A researcher looking down a microscope

Bowel screening looks for traces of blood in a person’s stools

Yesterday, we saw more evidence that the UK’s bowel cancer screening programme is working.

According to new data from the North-East of England, published in the British Journal of Cancer, patients whose disease was spotted via screening had a better chance of beating their disease than those diagnosed after developing symptoms.

This is great news, and shows that bowel screening can make a real difference.

It comes after a Scottish study last year found that bowel cancer death rates were cut by 27 per cent among those who had attended screening compared with those who did not.

But at Cancer Research UK, we’re not ones to rest on our laurels. Although the programme spotted some cancers, it missed others.

We can do even better. And we’ve had our thinking caps on to work out what Governments need to do to make the UK nations’ bowel cancer screening programmes even more comprehensive, and save even more lives.

An overview of the status quo

The bowel cancer screening test offered in the UK uses a test called the faecal occult blood test, or FOBT. It’s done at home, and involves posting a series of stool samples off for testing. The test looks for the presence of traces of blood in the stools – which can be a sign of bowel cancer.

The test is offered every two years. But in terms of who is eligible, the devolved nations of the UK all operate slightly different screening programmes.

  • England and Wales offer screening to people aged between 60 and 74.
  • Northern Ireland screens people between 60 and 69, but plans to extend this to 70-year-olds by 2015.
  • Scotland screens people between 50 and 74.

But across all four nations, only about half of those invited to participate actually do so.

Improving the existing test


We would like to see more people participate in the programme. This means more encouragement from GPs, from awareness campaigns and from peer-groups. We need people to know about the programme, and its benefits. Given how effective we now know bowel screening is, and that bowel cancer is among the most common cancers, even a small increase in uptake could make a big difference.

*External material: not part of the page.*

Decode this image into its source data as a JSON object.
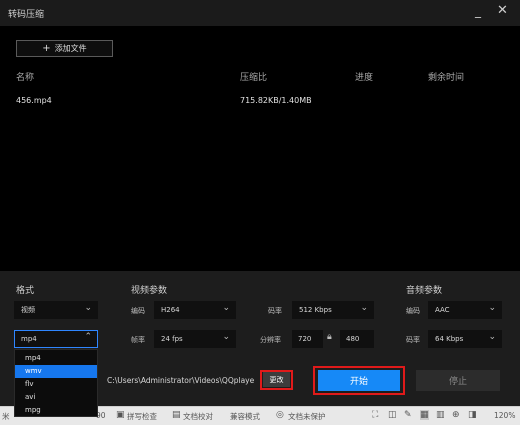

Improved testing method

Researchers have invented a newer, better, simpler version of the screening test. It’s called ‘faecal immunochemical testing’, or FIT, and it doesn’t just detect whether blood is present or not, it detects the amount of blood present. This makes it more sensitive, and requires people to take fewer samples. Evidence suggests that it will also detect more cancers and pre-cancerous growths than FOBT.

It’s unlikely to be more expensive than FOBT, and evidence is emerging to suggest that introducing the FIT test will improve uptake.

So we want the UK’s governments to begin planning for a switch-over from FOBT to FIT right away.

Introducing a new test: flexi-scope

In April 2010, a landmark trial, which we helped fund, showed that a single bowel screen using a tiny camera on a flexible tube (called a flexi-scope) could both prevent and detect bowel cancer. The test not only spots cancers, it can detect and remove pre-cancerous polyps.

In October that year, Prime Minister David Cameron announced that the test would be incorporated into the NHS’s bowel screening programme in England. This would then be followed by stool testing from age 60. This could make a huge difference to bowel cancer rates in the UK.

But 18 months later, we’re still waiting for clarification over where, when and how the programme will be rolled out. So we want to see two things:

Investment in training and capacity

This is absolutely crucial – not just for flexi-scope, but for the whole screening programme, and for spotting bowel cancer early. We’ve heard from experts in the field that the UK’s endoscopy services aren’t what they could be. But the recent Be Clear On Cancer awareness campaign increased the demand for endoscopies, as more people were referred by their GP with symptoms.

If the NHS is to properly implement flexi-scope screening as well, it needs to make sure it has a world-class endoscopy service – which means more trained and equipped endoscopists.

This is particularly true in England. Last year, the Westminster government earmarked an extra £450m, to be spent over four years, in part to improve endoscopy in the English NHS. But a recent survey by GP Magazine showed that only just over half of local health authorities were actively spending this cash. This needs to change.

Plan for roll-out

We want the Westminster government to update plans for rolling out flexi-scope in the NHS in England and to ensure everything is in place so that they can move forward with implementation. And while high quality roll-out is the top priority, we need to see the detailed plans for how things will be kept moving.

In Scotland, Wales and Northern Ireland, we want the governments to start planning for and piloting flexi-scope. Currently, flexi-scope is proposed to be carried out at age 55. In Scotland, where screening begins at 50, the government will need to work out how to incorporate flexi-scope into their existing screening programme.

We want to stress – the existing bowel screening programmes are a success, and we would like to urge people to take part when invited. But we can’t be complacent. As more evidence emerges, we will continue to pressure our politicians to make sure the UK public are getting the very best bowel screening.



  • Gill, M.D., Bramble, M.G., Rees, C.J., Lee, T.J.W., Bradburn, D.M. & Mills, S.J. (2012). Comparison of screen-detected and interval colorectal cancers in the Bowel Cancer Screening Programme, British Journal of Cancer, 107 (3) 421. DOI: 10.1038/bjc.2012.305